OECD – Proposed Corporate Tax Deal Could Impact Thousands of Local Jobs
MALTA (November 30, 2021) — According to local media reports, in January 2023 Malta is expected to be forced to adopt a global minimum tax rate imposed by the Organisation of Economic Cooperation and Development (OECD).
Malta has reportedly already signed up to the principle of an OECD minimum rate, which should be drafted into law next year for implementation at the start of the following.
Government sources said the matter was recently discussed when ministers met at the Auberge de Castille for their weekly cabinet meeting.

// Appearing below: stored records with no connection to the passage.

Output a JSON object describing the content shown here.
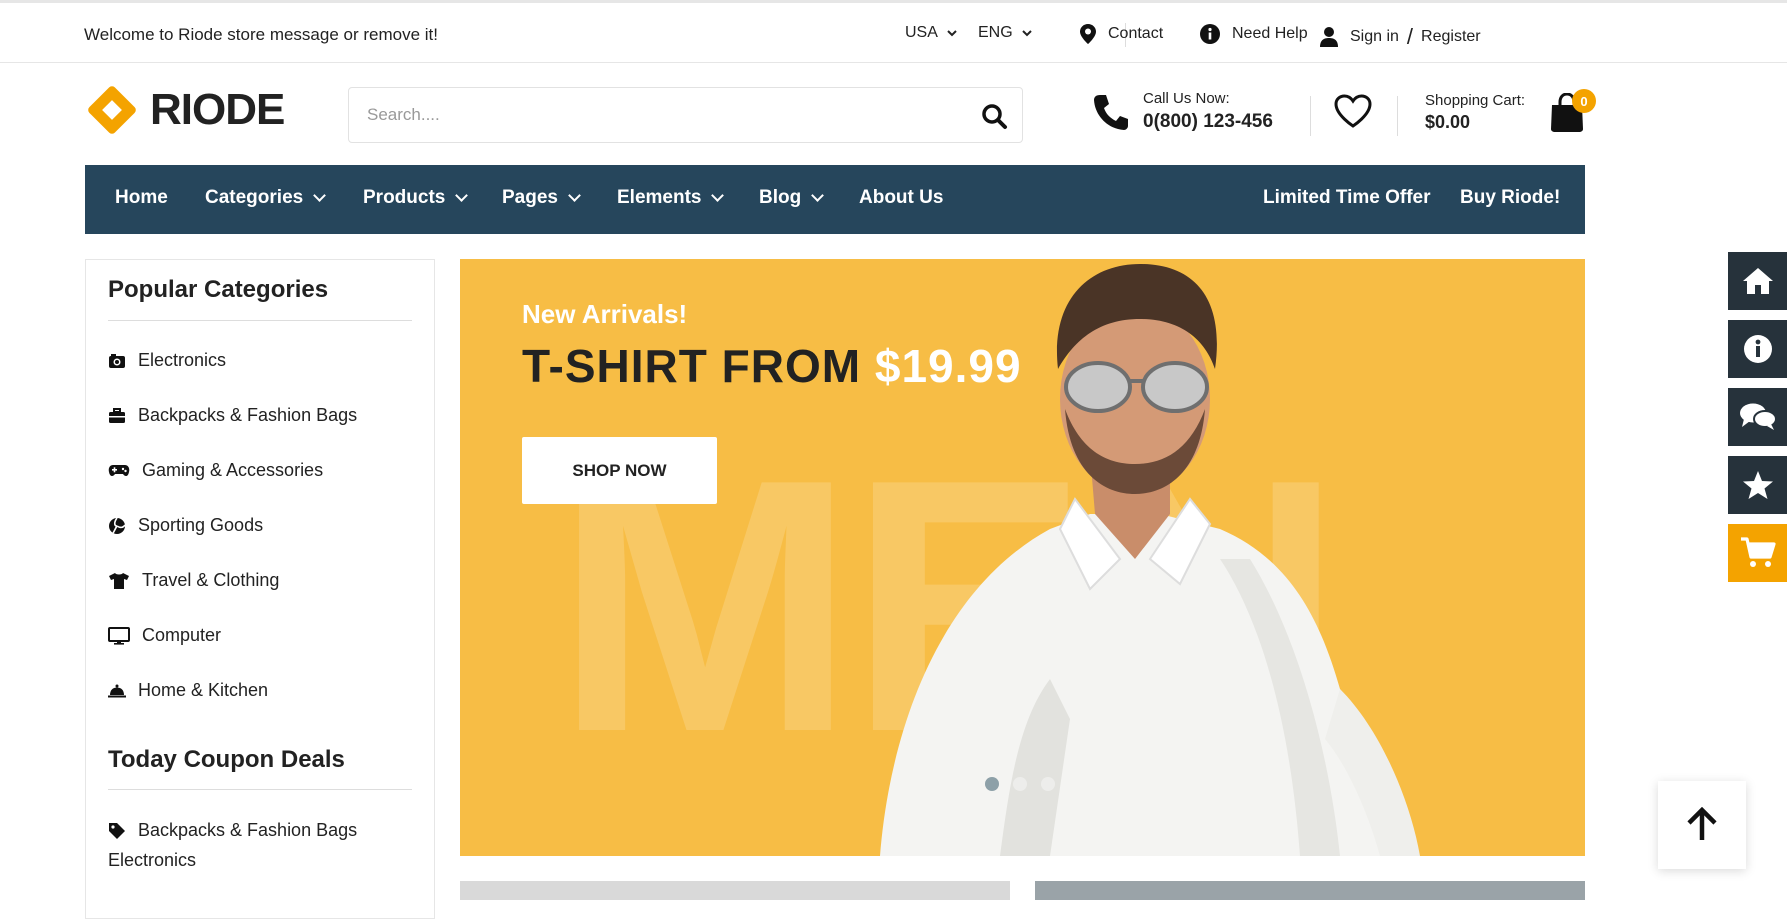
{
  "topbar": {
    "welcome": "Welcome to Riode store message or remove it!",
    "currency": "USA",
    "language": "ENG",
    "contact": "Contact",
    "help": "Need Help",
    "signin": "Sign in",
    "slash": "/",
    "register": "Register"
  },
  "header": {
    "logo": "RIODE",
    "search_placeholder": "Search....",
    "call_label": "Call Us Now:",
    "call_number": "0(800) 123-456",
    "cart_label": "Shopping Cart:",
    "cart_total": "$0.00",
    "cart_count": "0"
  },
  "nav": {
    "items": [
      "Home",
      "Categories",
      "Products",
      "Pages",
      "Elements",
      "Blog",
      "About Us"
    ],
    "right": [
      "Limited Time Offer",
      "Buy Riode!"
    ]
  },
  "sidebar": {
    "popular_title": "Popular Categories",
    "categories": [
      {
        "label": "Electronics",
        "icon": "camera-icon"
      },
      {
        "label": "Backpacks & Fashion Bags",
        "icon": "briefcase-icon"
      },
      {
        "label": "Gaming & Accessories",
        "icon": "gamepad-icon"
      },
      {
        "label": "Sporting Goods",
        "icon": "volleyball-icon"
      },
      {
        "label": "Travel & Clothing",
        "icon": "tshirt-icon"
      },
      {
        "label": "Computer",
        "icon": "monitor-icon"
      },
      {
        "label": "Home & Kitchen",
        "icon": "cloche-icon"
      }
    ],
    "coupon_title": "Today Coupon Deals",
    "coupon_line1": "Backpacks & Fashion Bags",
    "coupon_line2": "Electronics"
  },
  "banner": {
    "subtitle": "New Arrivals!",
    "title": "T-SHIRT FROM",
    "price": "$19.99",
    "button": "SHOP NOW",
    "bg_word": "MEN",
    "active_slide": 1,
    "slide_count": 3
  },
  "colors": {
    "accent": "#f4a300",
    "nav_bg": "#26465c",
    "banner_bg": "#f7bd45",
    "tool_bg": "#26323b"
  }
}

While Malta has agreed to the OECD plan, the matter is still up for discussion at the EU level, where the island is hoping to negotiate for “carve-outs and concessions” that could limit the island’s exposure, the sources said.

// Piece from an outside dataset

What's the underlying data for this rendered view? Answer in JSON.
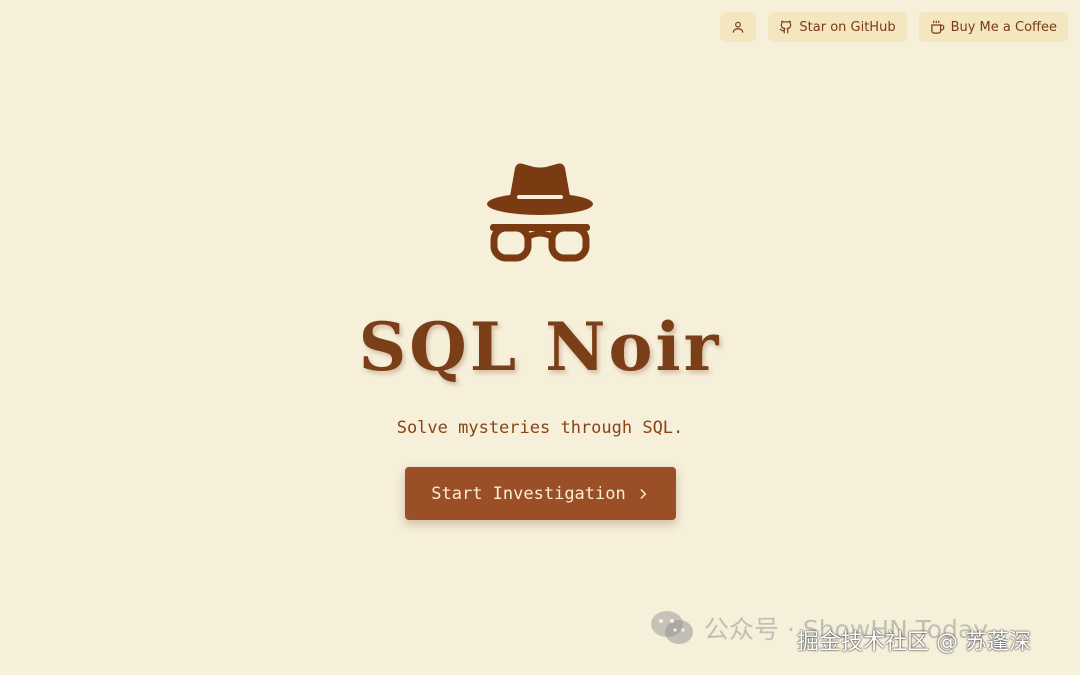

The new rates are an OECD bid to clamp down on countries like Malta competing to offer the lowest rates.
The rates will also apply to companies with annual revenues in excess of €750 million.

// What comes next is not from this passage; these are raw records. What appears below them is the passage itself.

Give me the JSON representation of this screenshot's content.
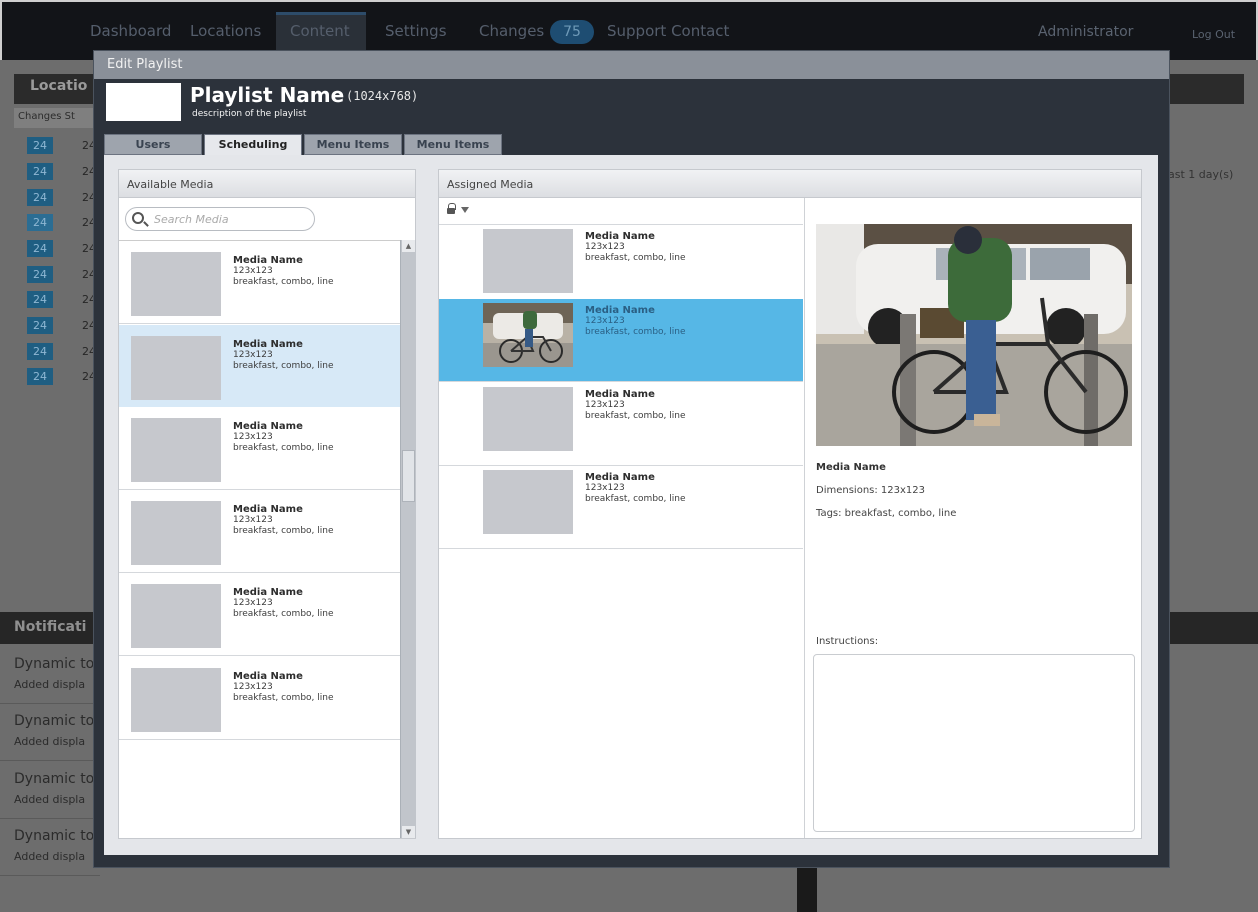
{
  "topnav": {
    "items": [
      "Dashboard",
      "Locations",
      "Content",
      "Settings",
      "Changes",
      "Support Contact"
    ],
    "changes_badge": "75",
    "user": "Administrator",
    "logout": "Log Out"
  },
  "background": {
    "locations_heading": "Locatio",
    "table_header": "Changes  St",
    "row_chips": [
      "24",
      "24",
      "24",
      "24",
      "24",
      "24",
      "24",
      "24",
      "24",
      "24"
    ],
    "row_nums": [
      "24",
      "24",
      "24",
      "24",
      "24",
      "24",
      "24",
      "24",
      "24",
      "24"
    ],
    "days_text": "ast 1 day(s)",
    "notifications_heading": "Notificati",
    "notifications": [
      {
        "title": "Dynamic to",
        "sub": "Added displa"
      },
      {
        "title": "Dynamic to",
        "sub": "Added displa"
      },
      {
        "title": "Dynamic to",
        "sub": "Added displa"
      },
      {
        "title": "Dynamic to",
        "sub": "Added displa"
      }
    ]
  },
  "modal": {
    "title": "Edit Playlist",
    "playlist_name": "Playlist Name",
    "resolution": "(1024x768)",
    "description": "description of the playlist",
    "tabs": [
      "Users",
      "Scheduling",
      "Menu Items",
      "Menu Items"
    ],
    "active_tab": "Scheduling"
  },
  "available": {
    "heading": "Available Media",
    "search_placeholder": "Search Media",
    "items": [
      {
        "name": "Media Name",
        "dim": "123x123",
        "tags": "breakfast, combo, line"
      },
      {
        "name": "Media Name",
        "dim": "123x123",
        "tags": "breakfast, combo, line"
      },
      {
        "name": "Media Name",
        "dim": "123x123",
        "tags": "breakfast, combo, line"
      },
      {
        "name": "Media Name",
        "dim": "123x123",
        "tags": "breakfast, combo, line"
      },
      {
        "name": "Media Name",
        "dim": "123x123",
        "tags": "breakfast, combo, line"
      },
      {
        "name": "Media Name",
        "dim": "123x123",
        "tags": "breakfast, combo, line"
      }
    ],
    "selected_index": 1
  },
  "assigned": {
    "heading": "Assigned Media",
    "items": [
      {
        "name": "Media Name",
        "dim": "123x123",
        "tags": "breakfast, combo, line"
      },
      {
        "name": "Media Name",
        "dim": "123x123",
        "tags": "breakfast, combo, line"
      },
      {
        "name": "Media Name",
        "dim": "123x123",
        "tags": "breakfast, combo, line"
      },
      {
        "name": "Media Name",
        "dim": "123x123",
        "tags": "breakfast, combo, line"
      }
    ],
    "selected_index": 1
  },
  "details": {
    "name": "Media Name",
    "dimensions": "Dimensions: 123x123",
    "tags": "Tags: breakfast, combo, line",
    "instructions_label": "Instructions:",
    "instructions_value": ""
  },
  "colors": {
    "selected_assigned": "#56b7e6",
    "selected_available": "#d7e9f7",
    "modal_bg": "#2c323b",
    "chip": "#1f5e82"
  }
}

The OECD estimates that this will generate around €130 billion in additional global tax revenues annually.
Government sources working on the island’s taxation game plan said that between 18 and 20 international companies, which employ thousands of people in lucrative industries such as gaming and corporate services, could see their tax exposure increased from five to 15 percent.
Malta has one of the highest statutory corporate tax rates in the world, taxing 35 percent of end-year company profits.
However, the island attracts foreign investment by offering overseas companies a series of rebates and benefits that allows them to bring their corporate tax rate down to an effective five percent.
SOURCE: Times of Malta.Tags: Malta, tax rates